Like other majority Muslim regions of the former Soviet Union, the republic of Dagestan, on Russia's southern frontier, has become contested territory in a hegemonic competition between Moscow and resurgent Islam. In this authoritative book the leading experts on Dagestan provide a path breaking study of this volatile state far from the world's gaze. The largest and most populous of the North Caucasian republics, bordered on the west by Chechnya and on the east by the Caspian Sea, Dagastan is almost completely mountainous. With no majority nationality, the republic developed a distinctive system of calibrated power relations among ethnic groups and with Moscow, a system that has been undermined by the spillover of the wars in Chechnya, Wahhabi and Islamist recruiting efforts targeting youth, and Moscow's reassertion of the 'power vertical'. Underdevelopment, high birthrates, transiting pipelines, and the rising incidence of terrorist violence and assassinations add to the explosive potential of the region. Authors Ware and Kisriev combine analysis of the dynamics of domination and resistance, and the distinctive forms of social organization characteristic of mountain societies that may be applicable to other areas such as Afghanistan. They draw on decades of field research, interviews, and data to offer unique perspective on the civilizational collision course under way in the Caucasus today.

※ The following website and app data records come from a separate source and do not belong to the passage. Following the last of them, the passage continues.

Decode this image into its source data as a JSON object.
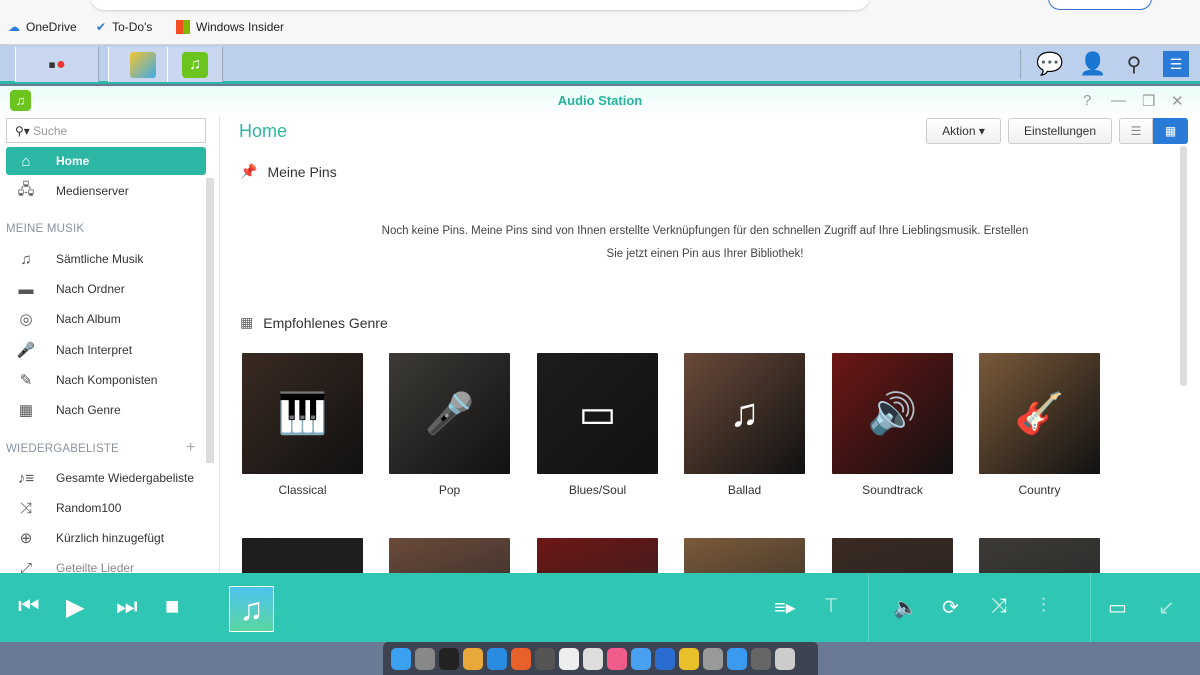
{
  "browser": {
    "bookmarks": [
      "OneDrive",
      "To-Do's",
      "Windows Insider"
    ]
  },
  "taskbar": {
    "apps": [
      "main-menu",
      "package-center",
      "audio-station"
    ],
    "right_icons": [
      "chat-icon",
      "user-icon",
      "search-icon",
      "widgets-icon"
    ]
  },
  "window": {
    "title": "Audio Station",
    "controls": [
      "?",
      "—",
      "❐",
      "✕"
    ]
  },
  "sidebar": {
    "search_placeholder": "Suche",
    "top": [
      {
        "label": "Home",
        "icon": "⌂",
        "active": true
      },
      {
        "label": "Medienserver",
        "icon": "🖧"
      }
    ],
    "music_header": "MEINE MUSIK",
    "music": [
      {
        "label": "Sämtliche Musik",
        "icon": "♫"
      },
      {
        "label": "Nach Ordner",
        "icon": "▬"
      },
      {
        "label": "Nach Album",
        "icon": "◎"
      },
      {
        "label": "Nach Interpret",
        "icon": "🎤"
      },
      {
        "label": "Nach Komponisten",
        "icon": "✎"
      },
      {
        "label": "Nach Genre",
        "icon": "▦"
      }
    ],
    "playlist_header": "WIEDERGABELISTE",
    "playlist_add": "+",
    "playlists": [
      {
        "label": "Gesamte Wiedergabeliste",
        "icon": "♪≡"
      },
      {
        "label": "Random100",
        "icon": "⤨"
      },
      {
        "label": "Kürzlich hinzugefügt",
        "icon": "⊕"
      },
      {
        "label": "Geteilte Lieder",
        "icon": "⤢"
      }
    ]
  },
  "main": {
    "title": "Home",
    "action_label": "Aktion ▾",
    "settings_label": "Einstellungen",
    "pins_title": "Meine Pins",
    "pins_empty": "Noch keine Pins. Meine Pins sind von Ihnen erstellte Verknüpfungen für den schnellen Zugriff auf Ihre Lieblingsmusik. Erstellen Sie jetzt einen Pin aus Ihrer Bibliothek!",
    "genre_title": "Empfohlenes Genre",
    "genres": [
      {
        "label": "Classical",
        "icon": "🎹"
      },
      {
        "label": "Pop",
        "icon": "🎤"
      },
      {
        "label": "Blues/Soul",
        "icon": "▭"
      },
      {
        "label": "Ballad",
        "icon": "♫"
      },
      {
        "label": "Soundtrack",
        "icon": "🔊"
      },
      {
        "label": "Country",
        "icon": "🎸"
      }
    ]
  },
  "player": {
    "controls": [
      "⏮",
      "▶",
      "⏭",
      "■"
    ],
    "right": [
      "≡▸",
      "T",
      "🔈",
      "⟳",
      "⤨",
      "⫶",
      "▭",
      "↙"
    ]
  }
}
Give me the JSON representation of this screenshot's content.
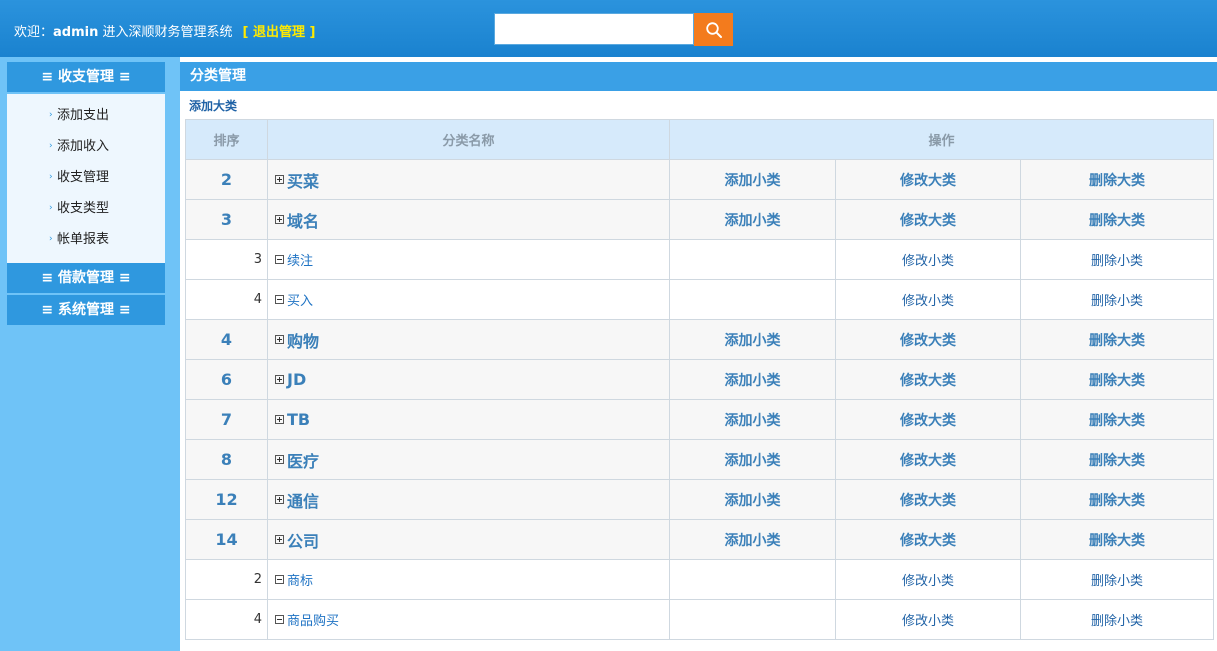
{
  "header": {
    "welcome_prefix": "欢迎：",
    "username": "admin",
    "welcome_suffix": " 进入深顺财务管理系统",
    "logout": "[ 退出管理 ]",
    "search_placeholder": "",
    "search_value": ""
  },
  "sidebar": {
    "menus": [
      {
        "label": "≡ 收支管理 ≡"
      },
      {
        "label": "≡ 借款管理 ≡"
      },
      {
        "label": "≡ 系统管理 ≡"
      }
    ],
    "items": [
      {
        "label": "添加支出"
      },
      {
        "label": "添加收入"
      },
      {
        "label": "收支管理"
      },
      {
        "label": "收支类型"
      },
      {
        "label": "帐单报表"
      }
    ]
  },
  "main": {
    "title": "分类管理",
    "add_category": "添加大类",
    "columns": {
      "sort": "排序",
      "name": "分类名称",
      "ops": "操作"
    },
    "ops": {
      "add_sub": "添加小类",
      "edit_major": "修改大类",
      "delete_major": "删除大类",
      "edit_sub": "修改小类",
      "delete_sub": "删除小类"
    },
    "rows": [
      {
        "type": "major",
        "sort": "2",
        "name": "买菜"
      },
      {
        "type": "major",
        "sort": "3",
        "name": "域名"
      },
      {
        "type": "minor",
        "sort": "3",
        "name": "续注"
      },
      {
        "type": "minor",
        "sort": "4",
        "name": "买入"
      },
      {
        "type": "major",
        "sort": "4",
        "name": "购物"
      },
      {
        "type": "major",
        "sort": "6",
        "name": "JD"
      },
      {
        "type": "major",
        "sort": "7",
        "name": "TB"
      },
      {
        "type": "major",
        "sort": "8",
        "name": "医疗"
      },
      {
        "type": "major",
        "sort": "12",
        "name": "通信"
      },
      {
        "type": "major",
        "sort": "14",
        "name": "公司"
      },
      {
        "type": "minor",
        "sort": "2",
        "name": "商标"
      },
      {
        "type": "minor",
        "sort": "4",
        "name": "商品购买"
      }
    ]
  },
  "colors": {
    "header_bg": "#1a82cf",
    "sidebar_bg": "#6fc3f7",
    "menu_header_bg": "#2f98df",
    "title_bar_bg": "#3aa0e6",
    "search_button": "#f37b1d",
    "logout_text": "#ffea00"
  }
}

Robert Bruce Ware Since completing his doctorate at Oxford University, Robert Bruce Ware has conducted field research in the North Caucasus, and has authored numerous articles on the region in scholarly and popular publications. He is a professor of philosophy at Southern Illinois University, Edwardsville., Enver Kisriev Enver Kisriev, a Dagestani sociologist, is studying the impact made by traditional institutions of Caucasian communities on the nature of modern political processes. With roots in the Lezgin town of Akhty, he was born in 1947 in Makhachkala, where he graduated from the Dagestan State University majoring in history. In 1972-75 he was a postgraduate in sociology at the Russian Academy of Sciences. After graduation he continued his research work in the Department of Sociology of the Dagestan branch of the Russian Academy of Sciences. In 1979 he defended his thesis titled "National and International in Ethnic and Cultural Processes in Dagestan." In 1988 he became director of the department. In 1994-98, he was an adviser to the chairperson of the Dagestani Parliament while simultaneously continuing his research at the Dagestani Academy of Sciences. In 2001, he moved to Moscow to work at the Moscow branch of the Russian Academy of Sciences and in 2003 he became head of the Sector for Caucasian Studies at the Center for Civilizational and Regional Studies of the Russian Academy of Sciences. He is the author of more than 200 publications.